## Task statement:
Return the lines below in which the string "write" occurs.

(Website and app data records)
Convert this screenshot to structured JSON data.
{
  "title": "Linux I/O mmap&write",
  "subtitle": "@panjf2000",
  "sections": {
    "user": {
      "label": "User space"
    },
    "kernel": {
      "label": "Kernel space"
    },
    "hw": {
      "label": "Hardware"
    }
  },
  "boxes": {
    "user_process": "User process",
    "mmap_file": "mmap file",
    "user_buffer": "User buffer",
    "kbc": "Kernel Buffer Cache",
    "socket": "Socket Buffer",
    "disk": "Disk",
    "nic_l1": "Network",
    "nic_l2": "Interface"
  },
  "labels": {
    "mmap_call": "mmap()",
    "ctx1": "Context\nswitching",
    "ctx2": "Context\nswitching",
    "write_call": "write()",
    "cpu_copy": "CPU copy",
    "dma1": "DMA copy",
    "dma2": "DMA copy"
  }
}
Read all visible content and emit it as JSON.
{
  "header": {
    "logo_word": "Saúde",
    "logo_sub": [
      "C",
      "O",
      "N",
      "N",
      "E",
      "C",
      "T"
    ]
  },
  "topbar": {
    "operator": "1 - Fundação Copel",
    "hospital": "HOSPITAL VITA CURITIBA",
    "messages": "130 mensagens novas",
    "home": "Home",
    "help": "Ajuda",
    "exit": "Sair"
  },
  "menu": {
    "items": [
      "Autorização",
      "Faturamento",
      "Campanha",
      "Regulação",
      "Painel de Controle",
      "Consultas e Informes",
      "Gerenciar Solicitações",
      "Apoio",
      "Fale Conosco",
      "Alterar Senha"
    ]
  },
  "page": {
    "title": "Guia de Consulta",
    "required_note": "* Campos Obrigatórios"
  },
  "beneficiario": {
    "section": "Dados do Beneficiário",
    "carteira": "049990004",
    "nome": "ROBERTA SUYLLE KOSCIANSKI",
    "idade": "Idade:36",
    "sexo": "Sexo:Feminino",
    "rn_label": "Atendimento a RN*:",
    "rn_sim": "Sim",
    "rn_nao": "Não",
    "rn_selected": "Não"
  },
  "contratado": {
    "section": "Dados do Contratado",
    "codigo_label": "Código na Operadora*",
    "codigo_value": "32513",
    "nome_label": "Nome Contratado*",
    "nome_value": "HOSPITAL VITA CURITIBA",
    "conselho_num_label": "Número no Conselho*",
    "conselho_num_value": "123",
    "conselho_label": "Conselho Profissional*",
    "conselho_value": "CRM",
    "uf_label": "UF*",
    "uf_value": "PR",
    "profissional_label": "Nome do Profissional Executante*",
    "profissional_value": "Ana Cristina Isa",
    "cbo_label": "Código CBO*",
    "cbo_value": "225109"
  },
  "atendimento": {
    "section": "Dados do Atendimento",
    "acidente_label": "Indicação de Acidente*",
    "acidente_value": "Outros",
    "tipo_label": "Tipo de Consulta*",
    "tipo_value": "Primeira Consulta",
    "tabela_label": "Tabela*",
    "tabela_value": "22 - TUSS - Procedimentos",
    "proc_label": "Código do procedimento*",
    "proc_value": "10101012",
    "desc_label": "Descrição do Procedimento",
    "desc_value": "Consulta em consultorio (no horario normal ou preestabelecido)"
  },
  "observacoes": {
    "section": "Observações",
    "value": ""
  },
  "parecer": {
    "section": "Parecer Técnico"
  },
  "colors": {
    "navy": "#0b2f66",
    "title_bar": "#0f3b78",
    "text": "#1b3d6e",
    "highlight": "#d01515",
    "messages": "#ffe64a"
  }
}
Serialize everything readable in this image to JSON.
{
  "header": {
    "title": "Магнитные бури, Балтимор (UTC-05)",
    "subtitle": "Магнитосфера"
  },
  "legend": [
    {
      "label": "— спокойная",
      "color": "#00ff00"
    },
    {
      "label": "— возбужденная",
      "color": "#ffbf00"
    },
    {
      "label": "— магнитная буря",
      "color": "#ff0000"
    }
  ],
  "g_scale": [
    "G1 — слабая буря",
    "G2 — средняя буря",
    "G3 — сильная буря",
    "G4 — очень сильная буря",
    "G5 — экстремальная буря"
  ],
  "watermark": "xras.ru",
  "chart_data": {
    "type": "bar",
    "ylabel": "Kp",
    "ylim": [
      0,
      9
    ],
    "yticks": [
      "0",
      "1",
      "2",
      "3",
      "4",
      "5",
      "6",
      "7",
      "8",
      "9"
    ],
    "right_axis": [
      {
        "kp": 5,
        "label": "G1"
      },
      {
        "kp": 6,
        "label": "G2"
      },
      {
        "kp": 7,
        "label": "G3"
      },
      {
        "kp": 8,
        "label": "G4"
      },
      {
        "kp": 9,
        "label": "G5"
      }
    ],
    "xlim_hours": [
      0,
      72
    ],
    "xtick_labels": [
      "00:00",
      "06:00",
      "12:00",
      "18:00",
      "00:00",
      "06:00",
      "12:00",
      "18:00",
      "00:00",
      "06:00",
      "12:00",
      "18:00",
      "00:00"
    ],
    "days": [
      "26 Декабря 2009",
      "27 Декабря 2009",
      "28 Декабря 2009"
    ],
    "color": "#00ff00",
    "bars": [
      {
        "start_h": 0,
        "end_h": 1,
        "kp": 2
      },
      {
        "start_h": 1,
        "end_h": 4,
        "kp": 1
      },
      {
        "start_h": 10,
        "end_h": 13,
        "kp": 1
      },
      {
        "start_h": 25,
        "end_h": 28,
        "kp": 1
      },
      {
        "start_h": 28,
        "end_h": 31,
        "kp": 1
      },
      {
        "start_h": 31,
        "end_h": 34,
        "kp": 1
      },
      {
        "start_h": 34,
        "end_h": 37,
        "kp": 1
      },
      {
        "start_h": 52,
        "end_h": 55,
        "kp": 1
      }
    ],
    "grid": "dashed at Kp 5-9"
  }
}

## Answer for the task:
  "title": "Linux I/O mmap&write",
    "write_call": "write()",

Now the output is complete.